Competences for the Open Scholar


With colleagues from the Mediterranean, we are working on a project to identify competences of the Open Scholar, OpenMedScholars.
Yesterday was the OpenEducationDay in Switzerland and we presented the first draft of a set of competences, distributing them on Open Education, Open Science and Open Community.

Your feedback on these competences would be very welcome. You can find the presentation here:

and the padlets here to rate each competence in terms of its importance on a likert scale - to what extent is it a needed competence (5 stars) or not (0 star) for Open Education / Open Science / Open Community?:
Padlet - Competences related to the Open Education dimension:
Padlet - Competences related to the Open Science dimension:
Padlet - Competences related to the Open Community dimension:
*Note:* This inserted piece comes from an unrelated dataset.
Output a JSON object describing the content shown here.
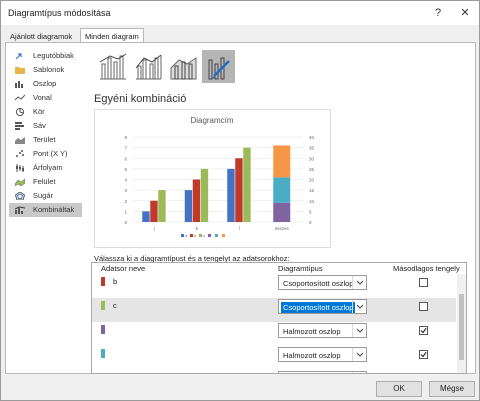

Looking forward to your insights and comments - Thank you!

Neat initiative!

Useful followup to the roadmap from a year ago: Une feuille de route collaborative, transcontinentale, pour étendre l’éducation ouverte et libre par un dialogue pluriel.

Added some votes.

Interested in that competency framework:
Edudemia: le référentiel de compétences pour l’enseignement supérieur (

How would you compare it to the EU’s DigComp?

Here in Quebec, the provincial government has adopted its own Digital competency framework, particularly in the context of the 2018-2023 Digital Action Plan (DAP) for both education and higher education. Many people expect a new action plan, possibly geared towards Digital Transformation.
Prior to the 2018 DAP, our network of tuition-free colleges had created its own digital competency framework: ICT Profile for College Students - Eductive (hosted by my team).

Something I find particularly interesting in discussions of Digital Competency frameworks and other documents about Digital Literacy is that the Information Literacy component can get its own focus. Librarians are key allies in this work. And it does touch on issues of Research Data Management (RDM). Surely, RDM is deeply relevant in Open Scholarship. Some items in your Open Science Padlet do relate to broad RDM principles as set in the Open movement.

What might be constructive, at this point, is to link “all these opens” to one another, making them part of a broad ecosystemic approach to openness, inspired by @paulstacey’s Landscape of Open, and specifying some interdepencies.

Recently, I’ve been actively (and slowly) reading Constance Malpas’s blogpost about a version of the Ecosystem of Open: Open everything, everywhere, all at once ( I get the sense that we’re reaching an important moment at which we can really work together (across “all the opens”) to solve systemic issues. Many of which are wicked problems.
A key issue, for us as learning pros, is Epistemic Injustice. Concrete work done on Epistemic Justice dovetails nicely into Open Education and Open Scholarship.